INPUT:
***

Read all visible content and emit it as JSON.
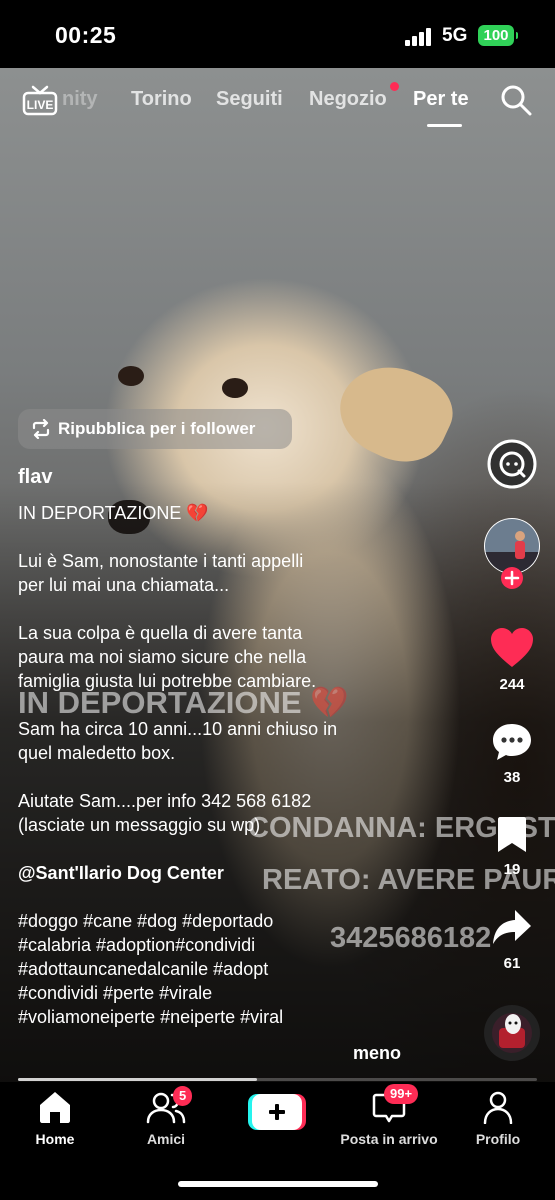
{
  "status_bar": {
    "time": "00:25",
    "network": "5G",
    "battery": "100"
  },
  "top_nav": {
    "tabs": [
      "nity",
      "Torino",
      "Seguiti",
      "Negozio",
      "Per te"
    ],
    "active_tab": "Per te"
  },
  "video_overlay": {
    "title": "IN DEPORTAZIONE 💔",
    "line1": "CONDANNA: ERGASTOLO.",
    "line2": "REATO: AVERE PAURA.",
    "line3": "3425686182"
  },
  "repost": {
    "label": "Ripubblica per i follower"
  },
  "caption": {
    "username": "flav",
    "title": "IN DEPORTAZIONE 💔",
    "para1": [
      "Lui è Sam, nonostante i tanti appelli",
      "per lui mai una chiamata..."
    ],
    "para2": [
      "La sua colpa è quella di avere tanta",
      "paura ma noi siamo sicure che nella",
      "famiglia giusta lui potrebbe cambiare."
    ],
    "para3": [
      "Sam ha circa 10 anni...10 anni chiuso in",
      "quel maledetto box."
    ],
    "para4": [
      "Aiutate Sam....per info 342 568 6182",
      "(lasciate un messaggio su wp)"
    ],
    "mention": "@Sant'Ilario Dog Center",
    "hashtags": [
      "#doggo #cane #dog #deportado",
      "#calabria #adoption#condividi",
      "#adottauncanedalcanile #adopt",
      "#condividi #perte #virale",
      "#voliamoneiperte #neiperte #viral"
    ],
    "more": "meno"
  },
  "actions": {
    "likes": "244",
    "comments": "38",
    "saves": "19",
    "shares": "61"
  },
  "progress": {
    "fraction": 0.46
  },
  "bottom_nav": {
    "items": [
      "Home",
      "Amici",
      "Posta in arrivo",
      "Profilo"
    ],
    "friends_badge": "5",
    "inbox_badge": "99+",
    "active": "Home"
  },
  "colors": {
    "accent": "#fe2c55",
    "battery": "#30d158"
  }
}
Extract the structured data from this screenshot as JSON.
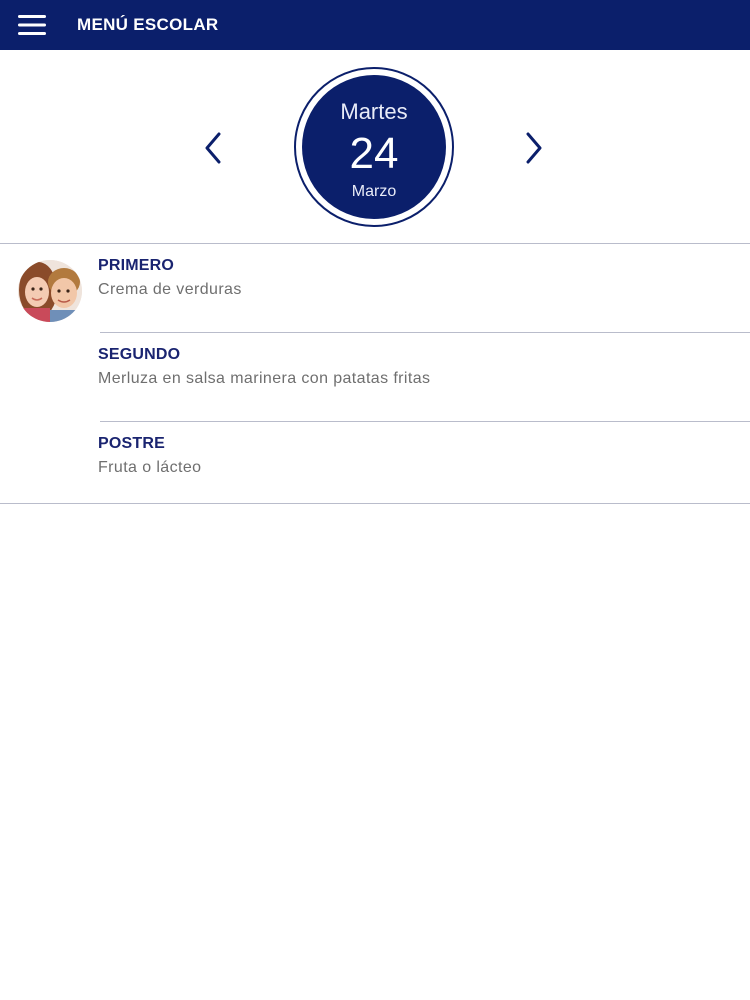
{
  "header": {
    "title": "MENÚ ESCOLAR",
    "menu_icon": "hamburger-menu-icon",
    "background": "#0b1f6b"
  },
  "date": {
    "weekday": "Martes",
    "day": "24",
    "month": "Marzo",
    "prev_icon": "chevron-left-icon",
    "next_icon": "chevron-right-icon",
    "accent": "#0b1f6b"
  },
  "menu": {
    "courses": [
      {
        "title": "PRIMERO",
        "dish": "Crema de verduras"
      },
      {
        "title": "SEGUNDO",
        "dish": "Merluza en salsa marinera con patatas fritas"
      },
      {
        "title": "POSTRE",
        "dish": "Fruta o lácteo"
      }
    ]
  }
}
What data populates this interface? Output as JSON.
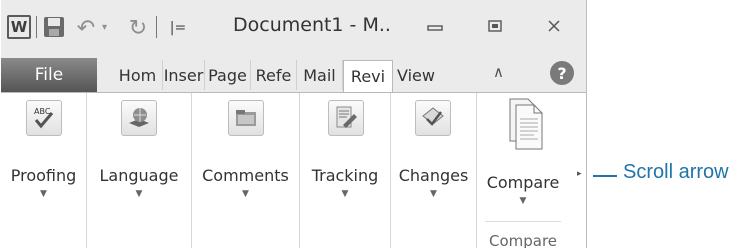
{
  "title_bar": {
    "app_icon_letter": "W",
    "undo_dropdown": "▾",
    "qat_customize": "|=",
    "document_title": "Document1  -  M..",
    "minimize": "▭",
    "restore": "▣",
    "close": "✕"
  },
  "tabs": [
    {
      "label": "File",
      "active": false
    },
    {
      "label": "Hom",
      "active": false
    },
    {
      "label": "Inser",
      "active": false
    },
    {
      "label": "Page",
      "active": false
    },
    {
      "label": "Refe",
      "active": false
    },
    {
      "label": "Mail",
      "active": false
    },
    {
      "label": "Revi",
      "active": true
    },
    {
      "label": "View",
      "active": false
    }
  ],
  "ribbon_controls": {
    "minimize_ribbon": "∧",
    "help": "?"
  },
  "groups": [
    {
      "label": "Proofing",
      "icon": "spelling-abc-check-icon",
      "abc": "ABC"
    },
    {
      "label": "Language",
      "icon": "language-globe-icon"
    },
    {
      "label": "Comments",
      "icon": "comment-icon"
    },
    {
      "label": "Tracking",
      "icon": "track-changes-icon"
    },
    {
      "label": "Changes",
      "icon": "accept-changes-icon"
    },
    {
      "label": "Compare",
      "icon": "compare-documents-icon",
      "group_label": "Compare"
    }
  ],
  "dropdown_glyph": "▼",
  "scroll_arrow_glyph": "▸",
  "callout": {
    "label": "Scroll arrow",
    "color": "#1f74a8"
  }
}
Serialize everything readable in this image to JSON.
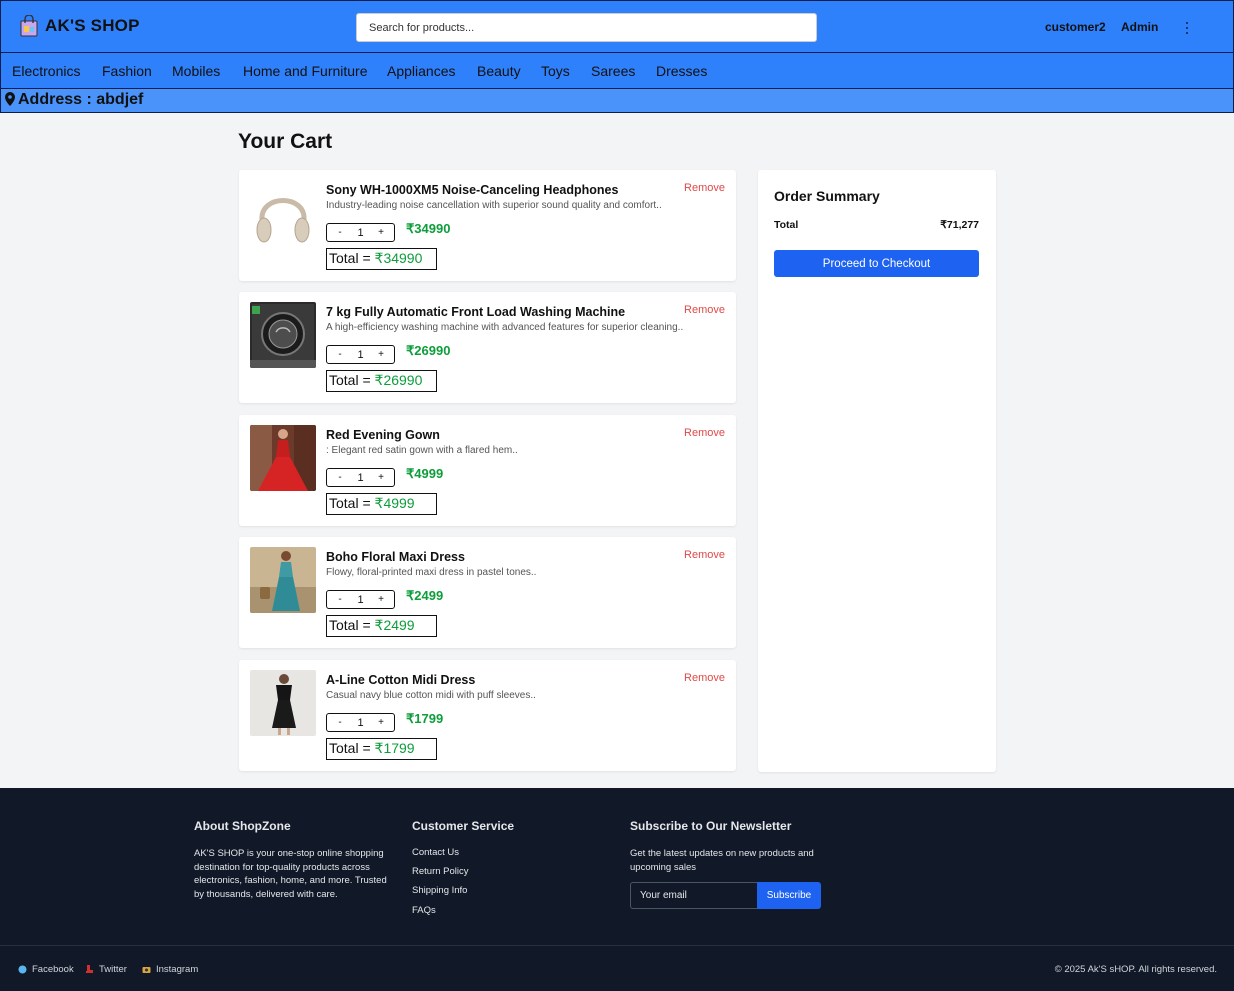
{
  "header": {
    "brand": "AK'S SHOP",
    "search_placeholder": "Search for products...",
    "user": "customer2",
    "admin": "Admin"
  },
  "categories": [
    "Electronics",
    "Fashion",
    "Mobiles",
    "Home and Furniture",
    "Appliances",
    "Beauty",
    "Toys",
    "Sarees",
    "Dresses"
  ],
  "address": "Address : abdjef",
  "cart": {
    "title": "Your Cart",
    "remove_label": "Remove",
    "total_label": "Total = ",
    "items": [
      {
        "name": "Sony WH-1000XM5 Noise-Canceling Headphones",
        "description": "Industry-leading noise cancellation with superior sound quality and comfort..",
        "qty": "1",
        "price": "₹34990",
        "total": "₹34990",
        "image": "headphones-image"
      },
      {
        "name": "7 kg Fully Automatic Front Load Washing Machine",
        "description": "A high-efficiency washing machine with advanced features for superior cleaning..",
        "qty": "1",
        "price": "₹26990",
        "total": "₹26990",
        "image": "washing-machine-image"
      },
      {
        "name": "Red Evening Gown",
        "description": ": Elegant red satin gown with a flared hem..",
        "qty": "1",
        "price": "₹4999",
        "total": "₹4999",
        "image": "red-gown-image"
      },
      {
        "name": "Boho Floral Maxi Dress",
        "description": "Flowy, floral-printed maxi dress in pastel tones..",
        "qty": "1",
        "price": "₹2499",
        "total": "₹2499",
        "image": "boho-dress-image"
      },
      {
        "name": "A-Line Cotton Midi Dress",
        "description": "Casual navy blue cotton midi with puff sleeves..",
        "qty": "1",
        "price": "₹1799",
        "total": "₹1799",
        "image": "midi-dress-image"
      }
    ]
  },
  "summary": {
    "title": "Order Summary",
    "total_label": "Total",
    "total_value": "₹71,277",
    "checkout_label": "Proceed to Checkout"
  },
  "footer": {
    "about_title": "About ShopZone",
    "about_text": "AK'S SHOP is your one-stop online shopping destination for top-quality products across electronics, fashion, home, and more. Trusted by thousands, delivered with care.",
    "service_title": "Customer Service",
    "service_links": [
      "Contact Us",
      "Return Policy",
      "Shipping Info",
      "FAQs"
    ],
    "newsletter_title": "Subscribe to Our Newsletter",
    "newsletter_text": "Get the latest updates on new products and upcoming sales",
    "email_placeholder": "Your email",
    "subscribe_label": "Subscribe",
    "social": [
      "Facebook",
      "Twitter",
      "Instagram"
    ],
    "copyright": "© 2025 Ak'S sHOP. All rights reserved."
  },
  "colors": {
    "header_blue": "#2f80fb",
    "price_green": "#0d9d3a",
    "remove_red": "#e04848",
    "button_blue": "#1d62f0",
    "footer_bg": "#111827"
  }
}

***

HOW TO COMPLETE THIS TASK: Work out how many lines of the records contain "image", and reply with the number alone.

SOLUTION TO THIS EXERCISE: 6